Immediately after Donald’s Trump electoral victory lists began to appear of books to read if one wanted to understand just how such an unlikely candidate was able to capture the White House. Over the next year or so one of those books, Hillbilly Elegy: A Memoir of a Family and Culture in Crisis by J.D. Vance generated a lot of buzz. After several people recommended it to me I added Hillbilly Elegy to my list of books to read, making a mental note to do so should I stumble across an available copy at my public library. As luck might have it, while exploring the shelves one Saturday morning I found not one but three available copies. Figuring this was the perfect time to give Vance’s book a chance I grabbed one. I’m happy to say Hillbilly Elegy is worthy of all the praise.
In his 2016 memoir Vance recalls his life, starting with troubled childhood in Ohio being raised by his alcohol and drug abusing train wreck of a mother. (Technically, Vance isn’t from Appalachia but descended from relatives who hail from there and later migrated to the Rustbelt of Ohio where he grew up.) After being being tossed back and forth between grandparents, relatives, step parents and the like after graduating from high school Vance joined the Marines. Despite being deployed to Iraq serving in the Marines was probably the best thing that could have happened to him. He ate a healthy diet, got plenty of exercise and as a result lost a ton of weight. Most importantly, the discipline of military life instilled in him a much-needed sense of purpose and self-confidence. After leaving the Marines he earned a bachelor’s degree at Ohio State University and later a law degree from Yale. Considering Vance’s humble roots one marvels at what he’s accomplished.

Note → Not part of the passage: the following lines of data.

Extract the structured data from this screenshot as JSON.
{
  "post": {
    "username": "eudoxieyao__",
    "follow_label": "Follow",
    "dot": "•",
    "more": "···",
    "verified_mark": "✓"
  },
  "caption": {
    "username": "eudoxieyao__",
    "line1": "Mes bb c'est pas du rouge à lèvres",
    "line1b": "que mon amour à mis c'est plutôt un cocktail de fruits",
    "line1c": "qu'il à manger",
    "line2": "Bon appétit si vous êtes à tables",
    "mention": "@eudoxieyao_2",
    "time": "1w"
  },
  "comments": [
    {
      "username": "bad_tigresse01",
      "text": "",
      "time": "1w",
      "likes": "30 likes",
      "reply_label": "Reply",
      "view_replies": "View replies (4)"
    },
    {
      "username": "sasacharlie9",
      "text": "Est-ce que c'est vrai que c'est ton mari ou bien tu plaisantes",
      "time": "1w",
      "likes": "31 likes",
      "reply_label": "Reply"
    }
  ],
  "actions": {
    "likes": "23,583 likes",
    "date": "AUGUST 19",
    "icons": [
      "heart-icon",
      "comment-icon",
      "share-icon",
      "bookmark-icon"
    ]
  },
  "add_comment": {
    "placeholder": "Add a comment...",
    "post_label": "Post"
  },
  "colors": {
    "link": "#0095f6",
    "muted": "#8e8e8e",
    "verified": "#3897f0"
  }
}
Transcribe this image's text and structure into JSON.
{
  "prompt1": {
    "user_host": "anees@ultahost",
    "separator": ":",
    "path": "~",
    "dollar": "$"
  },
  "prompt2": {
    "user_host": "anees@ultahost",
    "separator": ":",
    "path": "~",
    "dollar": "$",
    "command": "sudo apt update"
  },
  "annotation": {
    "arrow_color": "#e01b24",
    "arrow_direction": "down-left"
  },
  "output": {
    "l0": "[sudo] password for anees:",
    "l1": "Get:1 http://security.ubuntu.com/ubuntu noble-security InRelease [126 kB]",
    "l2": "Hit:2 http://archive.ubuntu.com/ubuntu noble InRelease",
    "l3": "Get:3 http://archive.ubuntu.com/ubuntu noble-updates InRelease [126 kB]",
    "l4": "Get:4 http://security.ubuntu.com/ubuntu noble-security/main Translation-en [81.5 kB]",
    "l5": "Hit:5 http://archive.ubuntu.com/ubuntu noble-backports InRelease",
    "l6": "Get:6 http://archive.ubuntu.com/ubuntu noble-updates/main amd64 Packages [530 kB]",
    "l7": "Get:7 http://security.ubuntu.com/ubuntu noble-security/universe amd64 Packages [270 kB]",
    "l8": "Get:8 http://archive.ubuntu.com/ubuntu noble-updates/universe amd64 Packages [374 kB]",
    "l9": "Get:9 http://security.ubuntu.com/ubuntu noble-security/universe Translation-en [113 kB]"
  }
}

In Hillbilly Elegy Vance takes a critical view of the working class whites he encountered during his childhood and young adulthood, chiding them for their poor work ethic, tendency to abuse alcohol and drugs, inability to resolve conflicts peacefully without violence or verbal abuse abuse and their reluctance to relocate from areas with high unemployment and rampant poverty to places with better employment prospects. Ironically, I found echoes of these sentiments in Debra Dickerson’s 2004 book The End of Blackness, where, as an African-American writer attempting to tackle the many negative challenges affecting the black community sees the solution in greater self-reliance and adoption of more beneficial social behaviors.

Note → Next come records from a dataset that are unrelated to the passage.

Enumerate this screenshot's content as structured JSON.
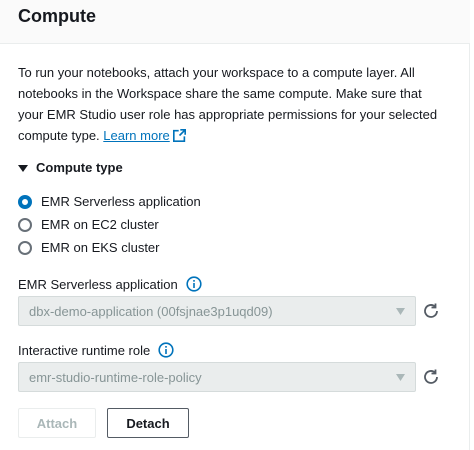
{
  "header": {
    "title": "Compute"
  },
  "description": {
    "text": "To run your notebooks, attach your workspace to a compute layer. All notebooks in the Workspace share the same compute. Make sure that your EMR Studio user role has appropriate permissions for your selected compute type. ",
    "link_label": "Learn more",
    "link_icon": "external-link-icon"
  },
  "compute_type": {
    "title": "Compute type",
    "expanded": true,
    "options": [
      {
        "label": "EMR Serverless application",
        "selected": true
      },
      {
        "label": "EMR on EC2 cluster",
        "selected": false
      },
      {
        "label": "EMR on EKS cluster",
        "selected": false
      }
    ]
  },
  "serverless_app": {
    "label": "EMR Serverless application",
    "value": "dbx-demo-application (00fsjnae3p1uqd09)"
  },
  "runtime_role": {
    "label": "Interactive runtime role",
    "value": "emr-studio-runtime-role-policy"
  },
  "buttons": {
    "attach": "Attach",
    "detach": "Detach"
  },
  "colors": {
    "accent": "#0073bb",
    "text": "#16191f",
    "disabled_text": "#879596"
  }
}
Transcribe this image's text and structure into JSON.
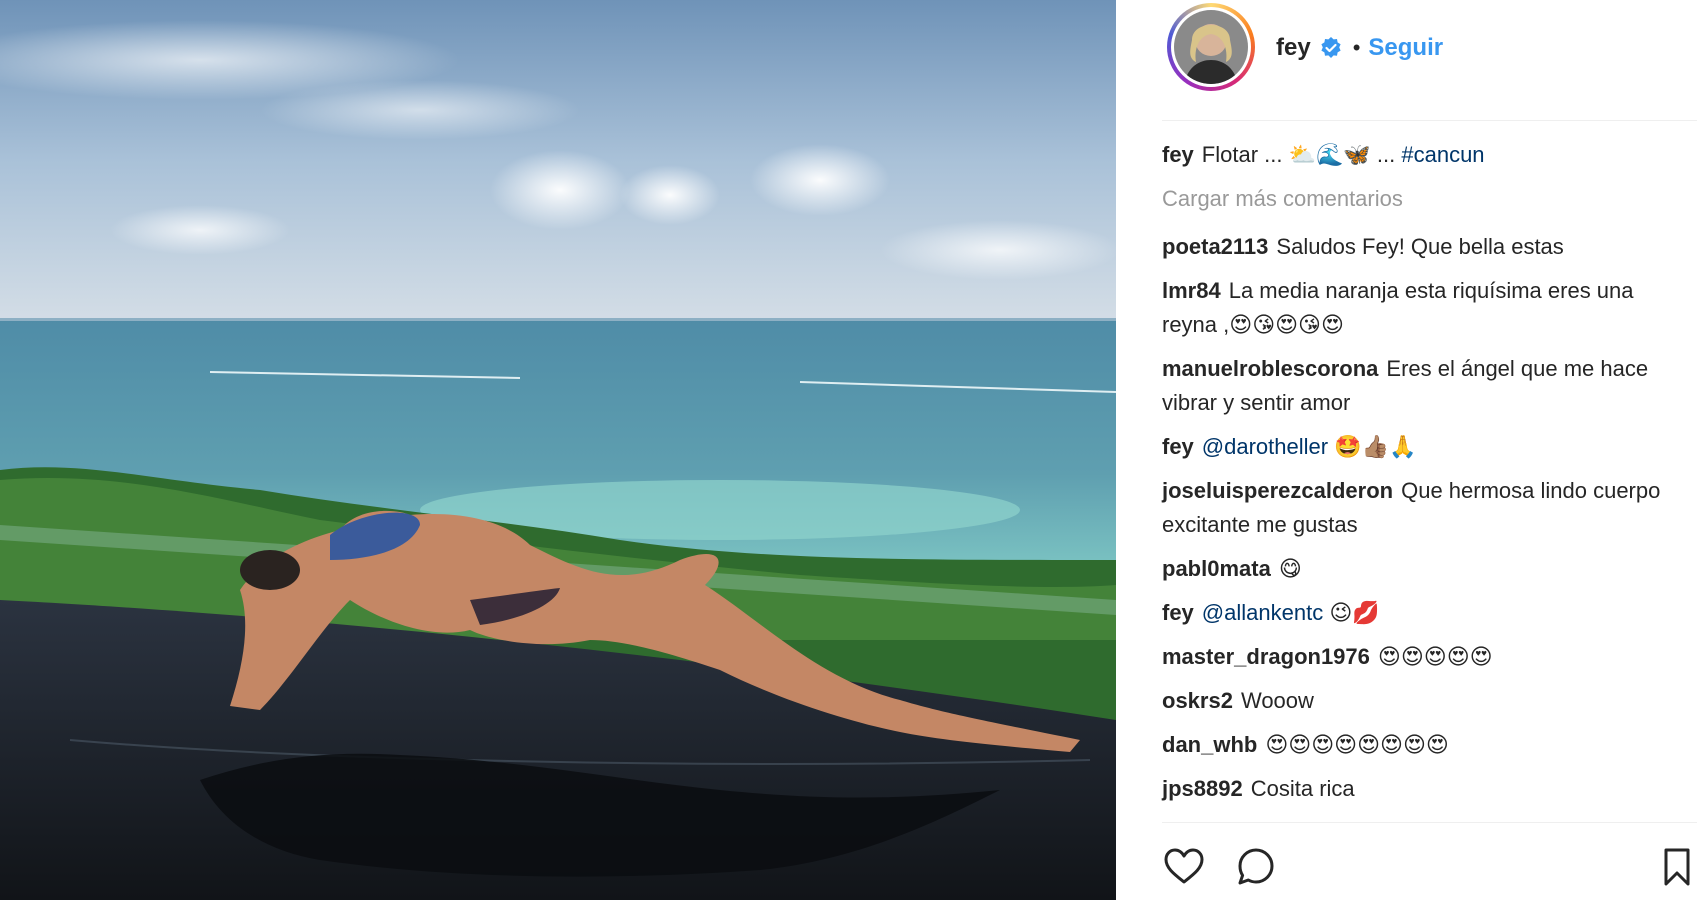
{
  "post": {
    "author": "fey",
    "verified": true,
    "separator": "•",
    "follow_label": "Seguir"
  },
  "caption": {
    "username": "fey",
    "text": "Flotar ... ⛅🌊🦋 ...",
    "hashtag": "#cancun"
  },
  "load_more_label": "Cargar más comentarios",
  "comments": [
    {
      "username": "poeta2113",
      "text": "Saludos Fey! Que bella estas"
    },
    {
      "username": "lmr84",
      "text": "La media naranja esta riquísima eres una reyna ,😍😘😍😘😍"
    },
    {
      "username": "manuelroblescorona",
      "text": "Eres el ángel que me hace vibrar y sentir amor"
    },
    {
      "username": "fey",
      "mention": "@darotheller",
      "text": "🤩👍🏽🙏"
    },
    {
      "username": "joseluisperezcalderon",
      "text": "Que hermosa lindo cuerpo excitante me gustas"
    },
    {
      "username": "pabl0mata",
      "text": "😋"
    },
    {
      "username": "fey",
      "mention": "@allankentc",
      "text": "😉💋"
    },
    {
      "username": "master_dragon1976",
      "text": "😍😍😍😍😍"
    },
    {
      "username": "oskrs2",
      "text": "Wooow"
    },
    {
      "username": "dan_whb",
      "text": "😍😍😍😍😍😍😍😍"
    },
    {
      "username": "jps8892",
      "text": "Cosita rica"
    }
  ],
  "icons": {
    "like": "heart-icon",
    "comment": "comment-icon",
    "save": "bookmark-icon",
    "verified": "verified-badge-icon"
  },
  "colors": {
    "link": "#3897f0",
    "mention": "#003569",
    "muted": "#999999",
    "text": "#262626"
  }
}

In side note, in his memoir Vance mentions two mentors having a positive impact on him: Yale law professor Amy Chua and political commentator David Frum. Last December I reviewed Chua’s 2007 book Day of Empire: How Hyperpowers Rise to Global Dominance–and Why They Fall and in late 2016 I featured her 2014 book The Triple Package: How Three Unlikely Traits Explain the Rise and Fall of Cultural Groups in America. Over a decade ago, back in my pre-Wordpress days blogging on Vox I reviewed Frum’s 2007 book Comeback: Conservatism That Can Win Again.

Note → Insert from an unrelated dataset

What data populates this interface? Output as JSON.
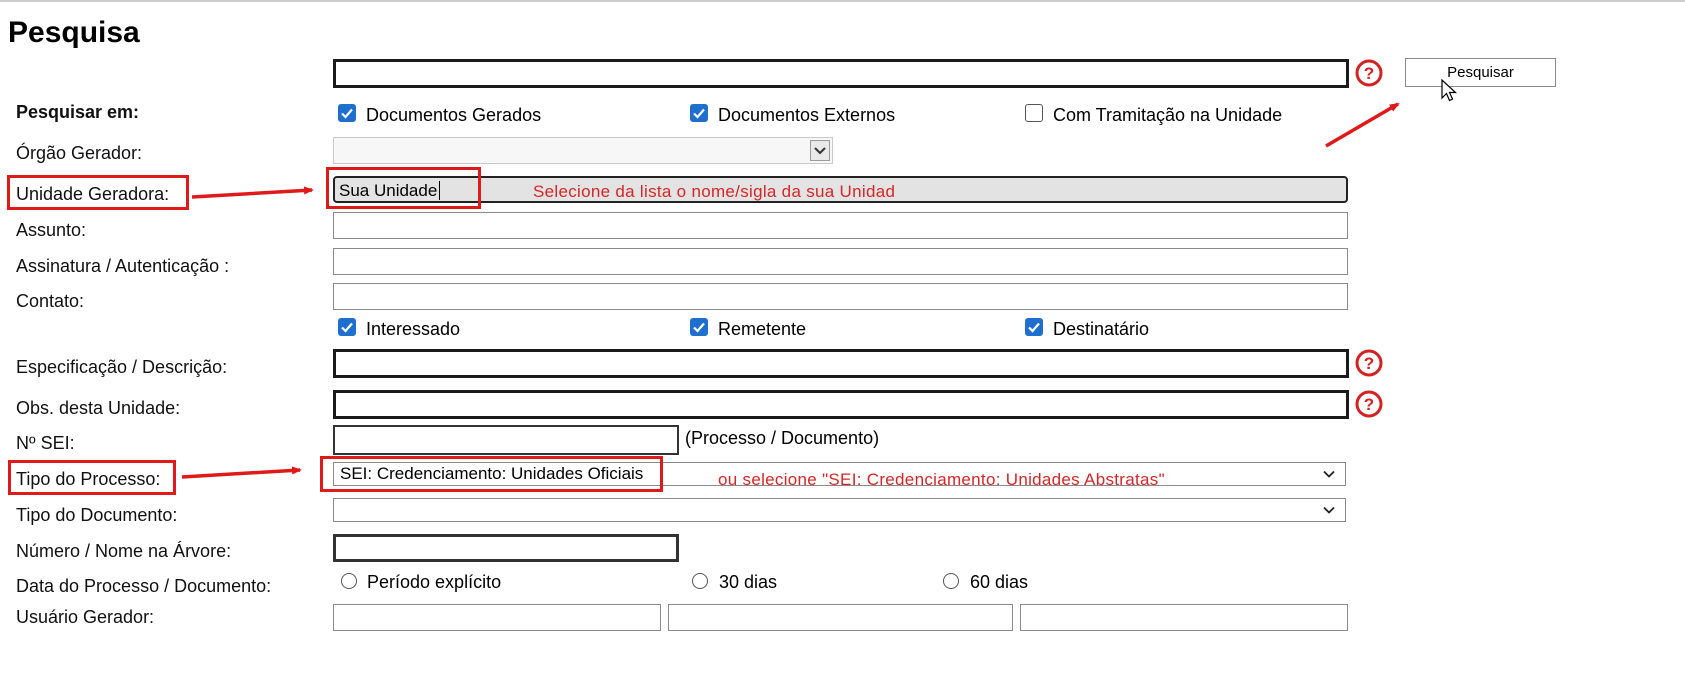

Not only did Hillbilly Elegy measure up to all the hype I enjoyed the heck out of it, finding it insightful and compelling. There’s a good chance it will make my Favorite Nonfiction list come the end of the year.